The Key's Year-End Mania: Sarah Hughes' best album artwork of 2017 - WXPN | Vinyl At Heart
St. Vincent’s Masseduction

Year-End Mania is the Key’s annual survey of the things below the surface that made 2017 incredible. Today, Key contributing writer Sarah Hughes reflects on the year’s most eye-catching album covers.

Album art seems to be slowly creeping into the background of the music industry, especially with the digital realm taking over; it’s easy to dismiss an artist’s album cover when it is merely displayed in a small profile icon on an internet page. However, artists still jump at the chance to carry home their musical thoughts with engaging visuals and 2017 definitely did not disappoint. Filled with lush colors, vibrant concepts and eye-popping aesthetics, this year produced some of the finest work yet. After combing through the best of 2017, I’ve selected 5 of my favorite album covers this year.

Bjork’s Utopia

Bjork – Utopia

With the help of artists Jesse Kanda and Hungry, Bjork’s latest album, Utopia, puts forth a magnificent portrait of the Icelandic songstress as its cover. Doused in delicate pastels and gemstones, Bjork features details that may take a second glance to interpret or even fully understand. A plucked birdling of sorts sits at her collar, her neck displayed features marine-type nostrils, and perhaps the most eye-catching of all is her bold imagery of what appears to depict the female anatomy upon her forehead. Grasping her flute with one hand, she presents herself in typical iconic Bjork fashion, making this bold choice an instant favorite of 2017.

Fun Fact: While people see Bjork as a serious, strong-minded artist, she admitted to poking fun at herself in this album, explaining that some folks were missing some of her self-deprecating jokes throughout.

Tyler, The Creator’s Flower Boy

Tyler, The Creator – Flower Boy

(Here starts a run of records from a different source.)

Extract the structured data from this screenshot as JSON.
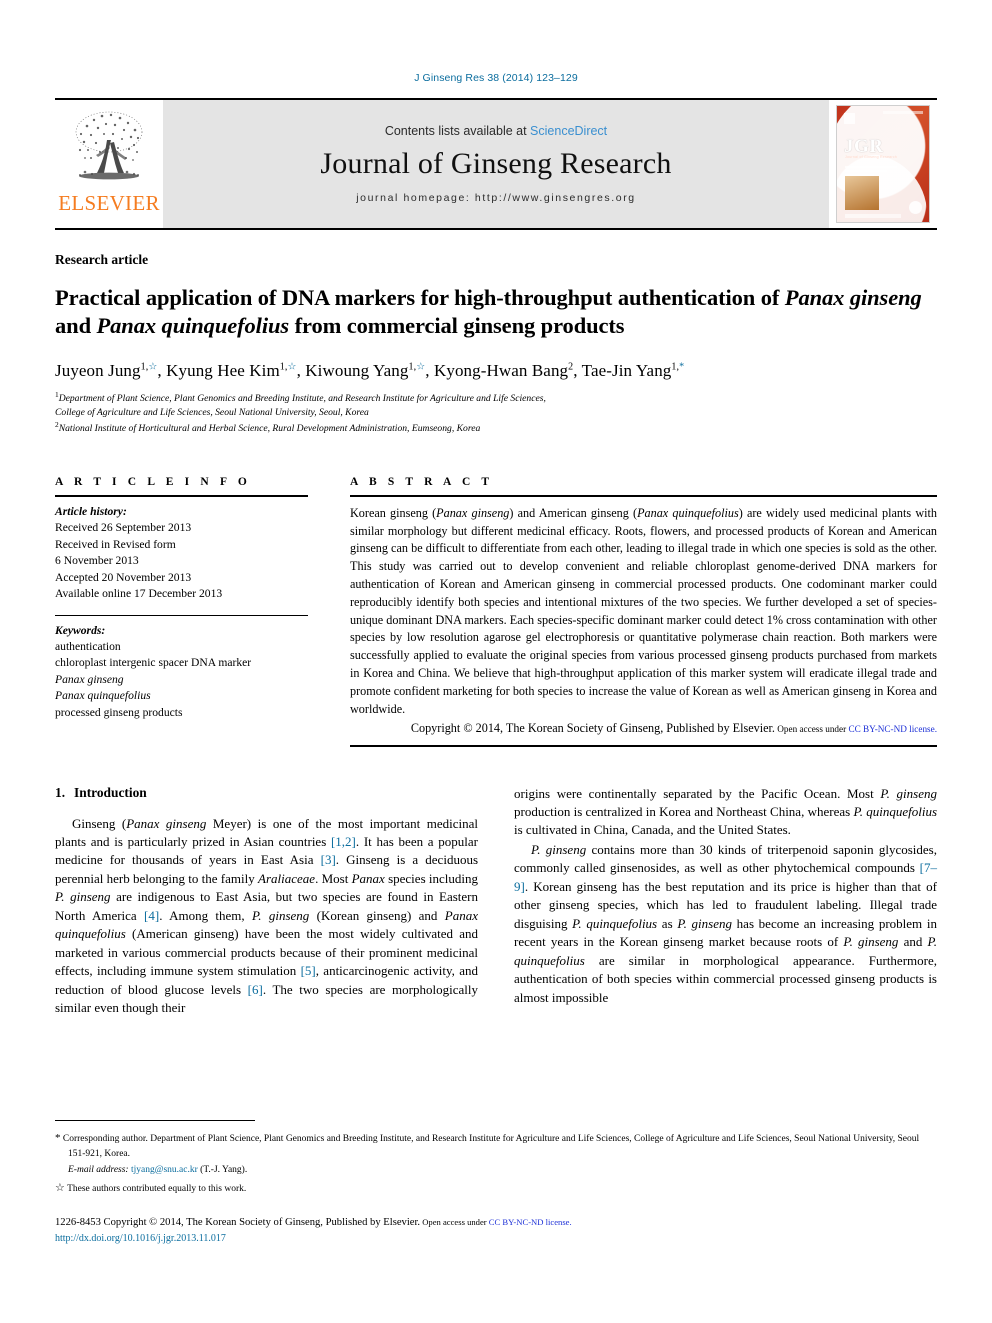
{
  "running_head": "J Ginseng Res 38 (2014) 123–129",
  "masthead": {
    "publisher_name": "ELSEVIER",
    "contents_prefix": "Contents lists available at ",
    "contents_link": "ScienceDirect",
    "journal_title": "Journal of Ginseng Research",
    "homepage_line": "journal homepage: http://www.ginsengres.org",
    "cover": {
      "acronym": "JGR",
      "subtitle": "Journal of Ginseng Research"
    }
  },
  "article": {
    "kind": "Research article",
    "title_parts": [
      {
        "text": "Practical application of DNA markers for high-throughput authentication of ",
        "italic": false
      },
      {
        "text": "Panax",
        "italic": true
      },
      {
        "text": " ",
        "italic": false
      },
      {
        "text": "ginseng",
        "italic": true
      },
      {
        "text": " and ",
        "italic": false
      },
      {
        "text": "Panax quinquefolius",
        "italic": true
      },
      {
        "text": " from commercial ginseng products",
        "italic": false
      }
    ],
    "authors": [
      {
        "name": "Juyeon Jung",
        "sup_num": "1,",
        "sup_mark": "☆"
      },
      {
        "name": "Kyung Hee Kim",
        "sup_num": "1,",
        "sup_mark": "☆"
      },
      {
        "name": "Kiwoung Yang",
        "sup_num": "1,",
        "sup_mark": "☆"
      },
      {
        "name": "Kyong-Hwan Bang",
        "sup_num": "2",
        "sup_mark": ""
      },
      {
        "name": "Tae-Jin Yang",
        "sup_num": "1,",
        "sup_mark": "*"
      }
    ],
    "affiliations": [
      {
        "sup": "1",
        "text": "Department of Plant Science, Plant Genomics and Breeding Institute, and Research Institute for Agriculture and Life Sciences,"
      },
      {
        "sup": "",
        "text": "College of Agriculture and Life Sciences, Seoul National University, Seoul, Korea"
      },
      {
        "sup": "2",
        "text": "National Institute of Horticultural and Herbal Science, Rural Development Administration, Eumseong, Korea"
      }
    ]
  },
  "article_info": {
    "heading": "A R T I C L E  I N F O",
    "history_label": "Article history:",
    "history": [
      "Received 26 September 2013",
      "Received in Revised form",
      "6 November 2013",
      "Accepted 20 November 2013",
      "Available online 17 December 2013"
    ],
    "keywords_label": "Keywords:",
    "keywords": [
      {
        "text": "authentication",
        "italic": false
      },
      {
        "text": "chloroplast intergenic spacer DNA marker",
        "italic": false
      },
      {
        "text": "Panax ginseng",
        "italic": true
      },
      {
        "text": "Panax quinquefolius",
        "italic": true
      },
      {
        "text": "processed ginseng products",
        "italic": false
      }
    ]
  },
  "abstract": {
    "heading": "A B S T R A C T",
    "paragraph_parts": [
      {
        "text": "Korean ginseng (",
        "italic": false
      },
      {
        "text": "Panax ginseng",
        "italic": true
      },
      {
        "text": ") and American ginseng (",
        "italic": false
      },
      {
        "text": "Panax quinquefolius",
        "italic": true
      },
      {
        "text": ") are widely used medicinal plants with similar morphology but different medicinal efficacy. Roots, flowers, and processed products of Korean and American ginseng can be difficult to differentiate from each other, leading to illegal trade in which one species is sold as the other. This study was carried out to develop convenient and reliable chloroplast genome-derived DNA markers for authentication of Korean and American ginseng in commercial processed products. One codominant marker could reproducibly identify both species and intentional mixtures of the two species. We further developed a set of species-unique dominant DNA markers. Each species-specific dominant marker could detect 1% cross contamination with other species by low resolution agarose gel electrophoresis or quantitative polymerase chain reaction. Both markers were successfully applied to evaluate the original species from various processed ginseng products purchased from markets in Korea and China. We believe that high-throughput application of this marker system will eradicate illegal trade and promote confident marketing for both species to increase the value of Korean as well as American ginseng in Korea and worldwide.",
        "italic": false
      }
    ],
    "copyright_main": "Copyright © 2014, The Korean Society of Ginseng, Published by Elsevier.",
    "copyright_open": " Open access under ",
    "copyright_link": "CC BY-NC-ND license."
  },
  "body": {
    "section_number": "1.",
    "section_title": "Introduction",
    "left_paragraphs": [
      {
        "indent": true,
        "parts": [
          {
            "text": "Ginseng (",
            "style": "normal"
          },
          {
            "text": "Panax ginseng",
            "style": "italic"
          },
          {
            "text": " Meyer) is one of the most important medicinal plants and is particularly prized in Asian countries ",
            "style": "normal"
          },
          {
            "text": "[1,2]",
            "style": "cite"
          },
          {
            "text": ". It has been a popular medicine for thousands of years in East Asia ",
            "style": "normal"
          },
          {
            "text": "[3]",
            "style": "cite"
          },
          {
            "text": ". Ginseng is a deciduous perennial herb belonging to the family ",
            "style": "normal"
          },
          {
            "text": "Araliaceae",
            "style": "italic"
          },
          {
            "text": ". Most ",
            "style": "normal"
          },
          {
            "text": "Panax",
            "style": "italic"
          },
          {
            "text": " species including ",
            "style": "normal"
          },
          {
            "text": "P. ginseng",
            "style": "italic"
          },
          {
            "text": " are indigenous to East Asia, but two species are found in Eastern North America ",
            "style": "normal"
          },
          {
            "text": "[4]",
            "style": "cite"
          },
          {
            "text": ". Among them, ",
            "style": "normal"
          },
          {
            "text": "P. ginseng",
            "style": "italic"
          },
          {
            "text": " (Korean ginseng) and ",
            "style": "normal"
          },
          {
            "text": "Panax quinquefolius",
            "style": "italic"
          },
          {
            "text": " (American ginseng) have been the most widely cultivated and marketed in various commercial products because of their prominent medicinal effects, including immune system stimulation ",
            "style": "normal"
          },
          {
            "text": "[5]",
            "style": "cite"
          },
          {
            "text": ", anticarcinogenic activity, and reduction of blood glucose levels ",
            "style": "normal"
          },
          {
            "text": "[6]",
            "style": "cite"
          },
          {
            "text": ". The two species are morphologically similar even though their",
            "style": "normal"
          }
        ]
      }
    ],
    "right_paragraphs": [
      {
        "indent": false,
        "parts": [
          {
            "text": "origins were continentally separated by the Pacific Ocean. Most ",
            "style": "normal"
          },
          {
            "text": "P. ginseng",
            "style": "italic"
          },
          {
            "text": " production is centralized in Korea and Northeast China, whereas ",
            "style": "normal"
          },
          {
            "text": "P. quinquefolius",
            "style": "italic"
          },
          {
            "text": " is cultivated in China, Canada, and the United States.",
            "style": "normal"
          }
        ]
      },
      {
        "indent": true,
        "parts": [
          {
            "text": "P. ginseng",
            "style": "italic"
          },
          {
            "text": " contains more than 30 kinds of triterpenoid saponin glycosides, commonly called ginsenosides, as well as other phytochemical compounds ",
            "style": "normal"
          },
          {
            "text": "[7–9]",
            "style": "cite"
          },
          {
            "text": ". Korean ginseng has the best reputation and its price is higher than that of other ginseng species, which has led to fraudulent labeling. Illegal trade disguising ",
            "style": "normal"
          },
          {
            "text": "P. quinquefolius",
            "style": "italic"
          },
          {
            "text": " as ",
            "style": "normal"
          },
          {
            "text": "P. ginseng",
            "style": "italic"
          },
          {
            "text": " has become an increasing problem in recent years in the Korean ginseng market because roots of ",
            "style": "normal"
          },
          {
            "text": "P. ginseng",
            "style": "italic"
          },
          {
            "text": " and ",
            "style": "normal"
          },
          {
            "text": "P. quinquefolius",
            "style": "italic"
          },
          {
            "text": " are similar in morphological appearance. Furthermore, authentication of both species within commercial processed ginseng products is almost impossible",
            "style": "normal"
          }
        ]
      }
    ]
  },
  "footnotes": {
    "corresponding_star": "*",
    "corresponding": "Corresponding author. Department of Plant Science, Plant Genomics and Breeding Institute, and Research Institute for Agriculture and Life Sciences, College of Agriculture and Life Sciences, Seoul National University, Seoul 151-921, Korea.",
    "email_label": "E-mail address:",
    "email": "tjyang@snu.ac.kr",
    "email_suffix": "(T.-J. Yang).",
    "equal_star": "☆",
    "equal_note": "These authors contributed equally to this work."
  },
  "footer": {
    "issn_copyright": "1226-8453 Copyright © 2014, The Korean Society of Ginseng, Published by Elsevier.",
    "open_access": " Open access under ",
    "license_link": "CC BY-NC-ND license.",
    "doi": "http://dx.doi.org/10.1016/j.jgr.2013.11.017"
  },
  "colors": {
    "link_teal": "#0b6d9e",
    "link_blue": "#1c2fd6",
    "sciencedirect_blue": "#3a8fd0",
    "elsevier_orange": "#f57c20"
  }
}
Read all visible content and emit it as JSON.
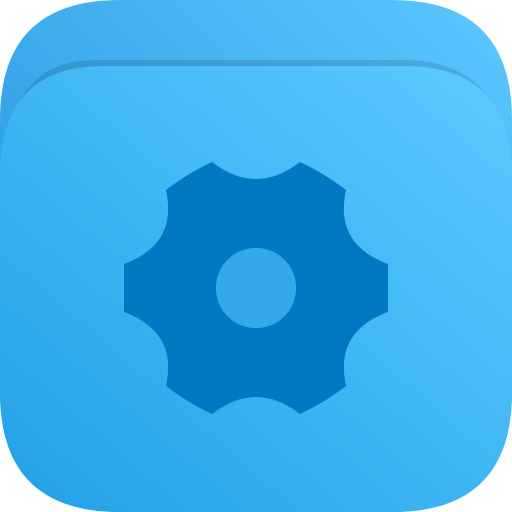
{
  "icon": {
    "name": "settings-folder-app-icon",
    "glyph": "gear-icon",
    "colors": {
      "back_light": "#5CC8FF",
      "back_dark": "#1E8FDA",
      "front_light": "#5CCBFF",
      "front_dark": "#22A0E6",
      "gear": "#0079C2",
      "hole": "#34A8E8"
    }
  }
}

Tyler, the Creator’s latest album, Flower Boy, featured amazing imagery by the great Eric White. While White may be recognized for some of his previous works (Korn, Frank Zappa), he has been out of commission for the past 12 years, but jumped at the chance to work with Tyler. The album presents a saturated image of a blazing sky, enlarged bumblebees (a notorious symbol of power), and the obscured face of the rapper himself. A discreet rainbow slips into the frame and while the scene may present quite a delicate thought for someone like Tyler, you can take a closer peek into the background to see a posh McLaren with vertical doors open wide and rest assured that Tyler’s swag is still very much intact. It’s these sort of details that made this album cover one to remember.

Fun Fact: Tyler, The Creator never saw the finalized painting in person before he went public with the album.

St. Vincent’s Masseduction

St. Vincent – Masseducation

St. Vincent’s Masseducation challenges society head-on and only pursues the idea further with it’s cover art. The image is all too appropriate, since the album’s themes include sex, drugs and pop culture. Emphasizing a backside in a leopard print leotard with red stilettos and bright pink tights, the concept of cultural objectification is pertinent and the cover’s intent stands out as far as the tush itself. On the opposite side of the cover (which you can see at the top of the page), we see the image continued, as if St. Vincent herself has lurched through her own album cover: her disembodied head and arm clutching a remote control, intent on tuning into a television out of sight. The image and out-of-the-box concept earned this album art a spot on my list of 2017 favorites.

Fun Fact: The cover of this album doesn’t actually feature Annie Clark’s rump but that of the model Carlotta Kohl.

Feist’s Pleasure

Feist – Pleasure

Feist’s thoughtful latest album, Pleasure, is presented with a bright, simple image: a woman skipping through the entrance of a flourishing garden. Lush, bright pinks and reds fill the frame, with the album title (and seemingly the name of the place she enters itself) displayed above in plain black and white. The hints at the simple pursuit of pleasure in life (bare-footed and youthful) carry a lot of resonance and do a great job of alluding to the main theme of the album itself- that life is all about savoring the ride.

Fun Fact: Pleasure is Feist’s first release in 6 years.

Open Mike Eagle’s Brick Body Kids Still Daydream

Open Mike Eagle – Brick Body Kids Still Daydream

Open Mike Eagle puts out a cathartic, personal album in Brick Body Kids Still Daydream, and powerful corresponding imagery to go along with it, brought to us by notorious music illustrator McKay Felt (Little Simz, Flying Lotus). With the music revolving around the gentrification and displacement of black families in America, this album art is particularly powerful with it’s personification of the actual buildings as African American individuals. It’s a statement; it’s easy to feel indifferent to a set of buildings that are torn down, but by transforming these buildings into actual people, we can see how personal homes and neighborhoods truly are. This concept and it’s strong execution made this album cover a standout for me this year.

Fun Fact: This album is actually an ode to the Robert Taylor Homes projects in Chicago that have since been destroyed. This personally affected Mike Eagle and his family and displaced countless African American families.

Related Content

No news added recently